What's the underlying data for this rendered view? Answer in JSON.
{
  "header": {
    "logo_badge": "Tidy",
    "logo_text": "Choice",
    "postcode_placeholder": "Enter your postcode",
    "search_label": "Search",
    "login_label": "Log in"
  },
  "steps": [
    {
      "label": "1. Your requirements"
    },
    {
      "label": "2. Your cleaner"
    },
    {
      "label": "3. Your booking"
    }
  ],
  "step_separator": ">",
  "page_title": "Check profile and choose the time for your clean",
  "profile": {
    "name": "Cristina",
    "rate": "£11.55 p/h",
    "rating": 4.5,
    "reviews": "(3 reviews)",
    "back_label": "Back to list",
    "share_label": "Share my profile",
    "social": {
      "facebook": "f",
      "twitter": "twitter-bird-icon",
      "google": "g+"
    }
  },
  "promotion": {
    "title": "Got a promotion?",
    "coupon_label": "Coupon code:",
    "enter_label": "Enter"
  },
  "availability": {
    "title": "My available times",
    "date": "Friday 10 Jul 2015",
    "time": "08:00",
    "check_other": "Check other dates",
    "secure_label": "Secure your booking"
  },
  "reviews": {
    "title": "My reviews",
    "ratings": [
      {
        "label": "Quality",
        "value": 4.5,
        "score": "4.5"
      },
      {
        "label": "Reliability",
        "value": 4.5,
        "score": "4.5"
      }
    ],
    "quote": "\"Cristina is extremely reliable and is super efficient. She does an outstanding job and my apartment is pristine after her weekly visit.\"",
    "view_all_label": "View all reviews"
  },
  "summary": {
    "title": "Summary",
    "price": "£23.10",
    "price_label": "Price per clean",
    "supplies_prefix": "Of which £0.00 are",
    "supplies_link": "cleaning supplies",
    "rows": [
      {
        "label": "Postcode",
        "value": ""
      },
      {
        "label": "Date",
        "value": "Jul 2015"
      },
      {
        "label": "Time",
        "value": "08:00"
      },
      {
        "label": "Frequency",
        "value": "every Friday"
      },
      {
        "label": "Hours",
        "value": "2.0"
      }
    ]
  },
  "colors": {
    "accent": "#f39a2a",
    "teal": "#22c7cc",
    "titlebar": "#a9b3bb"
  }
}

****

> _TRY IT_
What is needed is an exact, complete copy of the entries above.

> _SOLUTION_
What's the underlying data for this rendered view? Answer in JSON.
{
  "header": {
    "logo_badge": "Tidy",
    "logo_text": "Choice",
    "postcode_placeholder": "Enter your postcode",
    "search_label": "Search",
    "login_label": "Log in"
  },
  "steps": [
    {
      "label": "1. Your requirements"
    },
    {
      "label": "2. Your cleaner"
    },
    {
      "label": "3. Your booking"
    }
  ],
  "step_separator": ">",
  "page_title": "Check profile and choose the time for your clean",
  "profile": {
    "name": "Cristina",
    "rate": "£11.55 p/h",
    "rating": 4.5,
    "reviews": "(3 reviews)",
    "back_label": "Back to list",
    "share_label": "Share my profile",
    "social": {
      "facebook": "f",
      "twitter": "twitter-bird-icon",
      "google": "g+"
    }
  },
  "promotion": {
    "title": "Got a promotion?",
    "coupon_label": "Coupon code:",
    "enter_label": "Enter"
  },
  "availability": {
    "title": "My available times",
    "date": "Friday 10 Jul 2015",
    "time": "08:00",
    "check_other": "Check other dates",
    "secure_label": "Secure your booking"
  },
  "reviews": {
    "title": "My reviews",
    "ratings": [
      {
        "label": "Quality",
        "value": 4.5,
        "score": "4.5"
      },
      {
        "label": "Reliability",
        "value": 4.5,
        "score": "4.5"
      }
    ],
    "quote": "\"Cristina is extremely reliable and is super efficient. She does an outstanding job and my apartment is pristine after her weekly visit.\"",
    "view_all_label": "View all reviews"
  },
  "summary": {
    "title": "Summary",
    "price": "£23.10",
    "price_label": "Price per clean",
    "supplies_prefix": "Of which £0.00 are",
    "supplies_link": "cleaning supplies",
    "rows": [
      {
        "label": "Postcode",
        "value": ""
      },
      {
        "label": "Date",
        "value": "Jul 2015"
      },
      {
        "label": "Time",
        "value": "08:00"
      },
      {
        "label": "Frequency",
        "value": "every Friday"
      },
      {
        "label": "Hours",
        "value": "2.0"
      }
    ]
  },
  "colors": {
    "accent": "#f39a2a",
    "teal": "#22c7cc",
    "titlebar": "#a9b3bb"
  }
}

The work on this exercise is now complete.